Matthew Thomas wrote a long piece on the
<i> elements in HTML. It’s called When semantic markup goes bad. (Coming soon on Fox, after an all-new Who Wants to Marry a Standardista!) Dave Shea linked to it on the Web Standards Project site, and opined, “What’s clear from Matthew’s analysis is that simply steamrolling ahead with global use of
<strong> is the wrong approach.”
Me, I don’t get it.
<i> should not exist. They should not be used. They have no value.
Thomas points out that semantic elements exist “for some of the things you might want presented in bold or italics.” This is not the right way for a semantic HTML coder to look at things, because it puts the presentational cart in front of the semantic horse. HTML provides style guidance for its semantic elements. The
<h1> element is not designed to bold things, but that is its default presentation. The same goes for
<th>. If you don’t like them bolded, then you change them using CSS.
In the case of text in other languages, which Thomas suggests has no semantic representation in HTML, well, that’s wrong. Attributes convey semantics, too:
<span lang="fr">je ne sais quoi</span>
The entire point of designing with semantics is that the elements you use convey semantic value. The
<i> elements convey no semantics. They are purely presentational elements. (Which is why they’re missing from XHTML 2.) And if you’re just going to style things, you should do it in CSS. If you’re using

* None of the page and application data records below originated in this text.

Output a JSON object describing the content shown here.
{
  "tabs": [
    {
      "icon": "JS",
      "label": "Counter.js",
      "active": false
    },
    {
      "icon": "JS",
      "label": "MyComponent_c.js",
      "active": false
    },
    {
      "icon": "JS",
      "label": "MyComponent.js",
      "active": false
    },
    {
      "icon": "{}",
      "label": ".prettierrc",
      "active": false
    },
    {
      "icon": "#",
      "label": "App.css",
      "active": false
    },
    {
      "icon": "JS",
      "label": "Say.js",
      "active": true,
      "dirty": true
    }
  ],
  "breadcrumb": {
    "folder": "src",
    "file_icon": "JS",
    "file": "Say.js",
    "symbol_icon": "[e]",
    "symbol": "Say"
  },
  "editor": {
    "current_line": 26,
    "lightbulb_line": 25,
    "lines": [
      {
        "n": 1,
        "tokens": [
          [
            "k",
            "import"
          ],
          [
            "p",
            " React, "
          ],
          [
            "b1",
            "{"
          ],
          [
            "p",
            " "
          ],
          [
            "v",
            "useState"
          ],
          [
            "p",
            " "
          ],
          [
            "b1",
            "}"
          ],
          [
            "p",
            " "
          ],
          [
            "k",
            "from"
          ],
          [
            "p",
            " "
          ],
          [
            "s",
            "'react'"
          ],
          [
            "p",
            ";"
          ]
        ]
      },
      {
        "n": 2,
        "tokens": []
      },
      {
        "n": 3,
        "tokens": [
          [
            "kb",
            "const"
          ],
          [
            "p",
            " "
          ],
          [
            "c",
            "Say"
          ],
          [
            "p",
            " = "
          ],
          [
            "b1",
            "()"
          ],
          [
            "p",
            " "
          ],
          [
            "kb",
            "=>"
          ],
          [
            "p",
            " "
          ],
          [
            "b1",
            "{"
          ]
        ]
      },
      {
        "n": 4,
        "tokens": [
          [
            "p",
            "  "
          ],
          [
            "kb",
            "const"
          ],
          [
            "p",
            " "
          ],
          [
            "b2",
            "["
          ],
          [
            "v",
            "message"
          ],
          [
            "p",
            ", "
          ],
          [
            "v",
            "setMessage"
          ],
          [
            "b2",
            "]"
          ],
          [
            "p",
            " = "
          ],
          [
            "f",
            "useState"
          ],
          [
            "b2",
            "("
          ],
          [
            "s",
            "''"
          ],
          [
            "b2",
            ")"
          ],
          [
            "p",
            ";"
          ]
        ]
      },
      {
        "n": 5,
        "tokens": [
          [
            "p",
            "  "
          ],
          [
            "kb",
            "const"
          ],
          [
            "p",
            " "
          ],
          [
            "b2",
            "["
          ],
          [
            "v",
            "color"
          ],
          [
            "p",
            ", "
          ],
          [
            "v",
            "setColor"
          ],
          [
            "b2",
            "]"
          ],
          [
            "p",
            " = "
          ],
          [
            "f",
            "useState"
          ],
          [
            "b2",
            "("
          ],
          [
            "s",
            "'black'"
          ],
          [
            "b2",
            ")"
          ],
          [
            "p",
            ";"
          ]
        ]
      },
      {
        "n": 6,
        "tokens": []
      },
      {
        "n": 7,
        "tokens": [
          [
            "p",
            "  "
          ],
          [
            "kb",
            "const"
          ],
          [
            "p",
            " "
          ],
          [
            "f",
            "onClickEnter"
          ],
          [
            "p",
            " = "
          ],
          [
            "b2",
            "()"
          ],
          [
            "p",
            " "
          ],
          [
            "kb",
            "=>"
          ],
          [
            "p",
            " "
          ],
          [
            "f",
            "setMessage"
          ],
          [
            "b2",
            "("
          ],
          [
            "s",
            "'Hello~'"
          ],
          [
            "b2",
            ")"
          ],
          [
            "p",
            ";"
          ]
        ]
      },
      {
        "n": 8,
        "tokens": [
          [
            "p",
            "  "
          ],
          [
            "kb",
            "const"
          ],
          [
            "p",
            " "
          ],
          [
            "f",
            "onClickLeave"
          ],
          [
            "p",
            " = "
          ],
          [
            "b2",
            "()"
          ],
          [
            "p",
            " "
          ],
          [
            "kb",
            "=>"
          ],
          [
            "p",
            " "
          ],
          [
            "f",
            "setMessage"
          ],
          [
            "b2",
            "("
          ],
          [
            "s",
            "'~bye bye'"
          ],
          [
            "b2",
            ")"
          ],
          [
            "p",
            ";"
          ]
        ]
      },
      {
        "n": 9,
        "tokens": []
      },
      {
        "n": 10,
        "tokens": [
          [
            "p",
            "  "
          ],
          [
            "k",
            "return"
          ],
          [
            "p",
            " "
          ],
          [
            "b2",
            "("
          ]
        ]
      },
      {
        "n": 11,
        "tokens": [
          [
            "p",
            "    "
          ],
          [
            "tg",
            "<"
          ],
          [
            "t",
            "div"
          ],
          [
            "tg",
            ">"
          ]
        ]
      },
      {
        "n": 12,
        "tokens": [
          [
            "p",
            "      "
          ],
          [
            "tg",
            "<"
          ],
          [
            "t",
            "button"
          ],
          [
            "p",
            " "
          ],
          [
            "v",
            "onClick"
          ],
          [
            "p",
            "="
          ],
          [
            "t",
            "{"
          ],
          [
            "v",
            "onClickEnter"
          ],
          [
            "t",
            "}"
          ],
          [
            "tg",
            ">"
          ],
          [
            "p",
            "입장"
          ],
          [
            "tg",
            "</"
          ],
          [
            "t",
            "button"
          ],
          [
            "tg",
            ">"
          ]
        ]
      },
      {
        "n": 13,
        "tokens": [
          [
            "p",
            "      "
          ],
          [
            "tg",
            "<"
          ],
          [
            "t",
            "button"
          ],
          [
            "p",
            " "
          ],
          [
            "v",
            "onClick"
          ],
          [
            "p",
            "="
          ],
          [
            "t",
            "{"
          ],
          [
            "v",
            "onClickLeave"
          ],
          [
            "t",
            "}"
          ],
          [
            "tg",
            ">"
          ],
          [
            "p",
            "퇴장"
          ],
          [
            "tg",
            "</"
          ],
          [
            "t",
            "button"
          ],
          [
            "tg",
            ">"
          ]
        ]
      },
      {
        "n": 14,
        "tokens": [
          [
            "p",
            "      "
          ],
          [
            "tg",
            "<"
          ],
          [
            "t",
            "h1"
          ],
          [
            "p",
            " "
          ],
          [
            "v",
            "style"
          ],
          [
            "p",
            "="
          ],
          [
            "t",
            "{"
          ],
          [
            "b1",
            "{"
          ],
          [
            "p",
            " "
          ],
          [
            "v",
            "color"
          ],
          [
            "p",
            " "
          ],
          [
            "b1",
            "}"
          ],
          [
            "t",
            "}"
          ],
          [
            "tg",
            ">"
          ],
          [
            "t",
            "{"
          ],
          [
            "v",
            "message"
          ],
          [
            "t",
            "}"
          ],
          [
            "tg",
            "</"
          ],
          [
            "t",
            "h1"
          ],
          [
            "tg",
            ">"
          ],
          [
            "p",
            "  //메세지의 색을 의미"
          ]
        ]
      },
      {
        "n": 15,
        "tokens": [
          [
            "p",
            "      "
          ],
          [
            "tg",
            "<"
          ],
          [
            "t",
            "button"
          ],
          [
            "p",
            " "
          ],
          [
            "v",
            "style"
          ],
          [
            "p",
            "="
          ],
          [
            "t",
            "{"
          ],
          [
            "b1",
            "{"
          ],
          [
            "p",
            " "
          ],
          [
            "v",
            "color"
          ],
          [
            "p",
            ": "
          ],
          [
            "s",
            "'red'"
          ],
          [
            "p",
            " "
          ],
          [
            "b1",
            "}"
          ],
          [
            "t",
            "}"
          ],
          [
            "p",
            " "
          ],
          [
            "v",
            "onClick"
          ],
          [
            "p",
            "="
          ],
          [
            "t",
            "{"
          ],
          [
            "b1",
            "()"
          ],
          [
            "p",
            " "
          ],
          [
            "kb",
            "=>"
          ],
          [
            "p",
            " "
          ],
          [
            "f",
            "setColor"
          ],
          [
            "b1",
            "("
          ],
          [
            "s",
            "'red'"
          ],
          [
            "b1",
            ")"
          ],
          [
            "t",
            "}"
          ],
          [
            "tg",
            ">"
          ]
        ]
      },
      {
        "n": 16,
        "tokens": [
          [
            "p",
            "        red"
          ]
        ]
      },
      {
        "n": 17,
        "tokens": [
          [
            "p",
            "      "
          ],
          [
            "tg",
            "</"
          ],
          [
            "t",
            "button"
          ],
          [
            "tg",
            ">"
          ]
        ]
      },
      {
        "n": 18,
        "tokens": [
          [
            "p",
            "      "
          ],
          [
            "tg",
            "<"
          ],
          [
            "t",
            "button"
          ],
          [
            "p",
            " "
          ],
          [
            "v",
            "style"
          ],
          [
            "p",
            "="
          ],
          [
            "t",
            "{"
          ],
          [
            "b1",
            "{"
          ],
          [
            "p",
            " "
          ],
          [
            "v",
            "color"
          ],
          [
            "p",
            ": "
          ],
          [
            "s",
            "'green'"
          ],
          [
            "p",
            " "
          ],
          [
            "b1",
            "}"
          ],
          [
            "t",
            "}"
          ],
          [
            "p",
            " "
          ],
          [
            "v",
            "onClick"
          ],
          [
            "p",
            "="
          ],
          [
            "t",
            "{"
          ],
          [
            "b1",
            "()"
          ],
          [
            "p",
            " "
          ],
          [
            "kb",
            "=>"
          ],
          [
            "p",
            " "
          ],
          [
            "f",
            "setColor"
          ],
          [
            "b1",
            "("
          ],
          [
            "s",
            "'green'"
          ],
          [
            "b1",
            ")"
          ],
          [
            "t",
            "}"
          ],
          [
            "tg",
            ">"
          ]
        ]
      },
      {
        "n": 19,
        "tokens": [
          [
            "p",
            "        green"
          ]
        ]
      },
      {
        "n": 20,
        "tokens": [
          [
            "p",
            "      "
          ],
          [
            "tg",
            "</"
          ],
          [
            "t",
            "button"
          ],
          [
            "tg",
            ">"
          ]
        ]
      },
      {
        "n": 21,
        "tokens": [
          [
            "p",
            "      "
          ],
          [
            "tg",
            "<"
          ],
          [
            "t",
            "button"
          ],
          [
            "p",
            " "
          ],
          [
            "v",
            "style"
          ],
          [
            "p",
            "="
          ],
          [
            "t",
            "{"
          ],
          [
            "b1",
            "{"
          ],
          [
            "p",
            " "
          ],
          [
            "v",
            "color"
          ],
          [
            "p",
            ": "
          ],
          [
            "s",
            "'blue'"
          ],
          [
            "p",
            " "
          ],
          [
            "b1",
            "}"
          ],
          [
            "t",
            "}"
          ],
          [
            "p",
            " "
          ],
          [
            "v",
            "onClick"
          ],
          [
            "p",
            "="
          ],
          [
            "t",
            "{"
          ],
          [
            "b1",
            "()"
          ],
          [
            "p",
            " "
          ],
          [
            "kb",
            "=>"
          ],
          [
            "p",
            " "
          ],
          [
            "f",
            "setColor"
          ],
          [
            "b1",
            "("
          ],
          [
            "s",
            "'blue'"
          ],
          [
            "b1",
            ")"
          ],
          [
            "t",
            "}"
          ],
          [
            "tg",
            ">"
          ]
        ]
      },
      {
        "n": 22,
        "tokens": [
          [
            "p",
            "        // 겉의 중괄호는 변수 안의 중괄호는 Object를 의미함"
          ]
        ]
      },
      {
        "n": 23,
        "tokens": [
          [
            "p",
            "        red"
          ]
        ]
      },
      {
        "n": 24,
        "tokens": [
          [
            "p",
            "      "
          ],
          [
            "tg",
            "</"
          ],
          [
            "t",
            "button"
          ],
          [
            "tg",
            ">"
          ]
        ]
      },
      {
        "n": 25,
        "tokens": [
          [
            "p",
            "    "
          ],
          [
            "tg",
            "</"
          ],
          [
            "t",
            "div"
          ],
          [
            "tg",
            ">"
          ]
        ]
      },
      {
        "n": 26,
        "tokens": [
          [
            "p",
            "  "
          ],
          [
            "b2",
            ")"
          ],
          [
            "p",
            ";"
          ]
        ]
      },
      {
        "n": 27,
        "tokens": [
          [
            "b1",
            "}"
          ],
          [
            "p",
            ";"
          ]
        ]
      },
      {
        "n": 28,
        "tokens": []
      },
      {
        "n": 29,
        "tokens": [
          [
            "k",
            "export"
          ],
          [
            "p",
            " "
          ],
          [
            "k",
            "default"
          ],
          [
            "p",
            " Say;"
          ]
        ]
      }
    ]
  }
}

<i> to cover for real or perceived weaknesses in the expressiveness of HTML, quite simply, you’re doing it wrong. I think Thomas (and of course Dave Shea) get this — Thomas mentions using a style sheet to define
<dfn> — but that’s an approach that should be extended to his entire thesis.
So, here are my rules for
- When intending to convey emphasis, use
- When intending to change only visual style, use either
font-style: italicin CSS.
- When indicating changes in language, use the lang attribute, and style that in CSS if necessary.
- Do not use
(Yes, I used
<em> there. Heh.)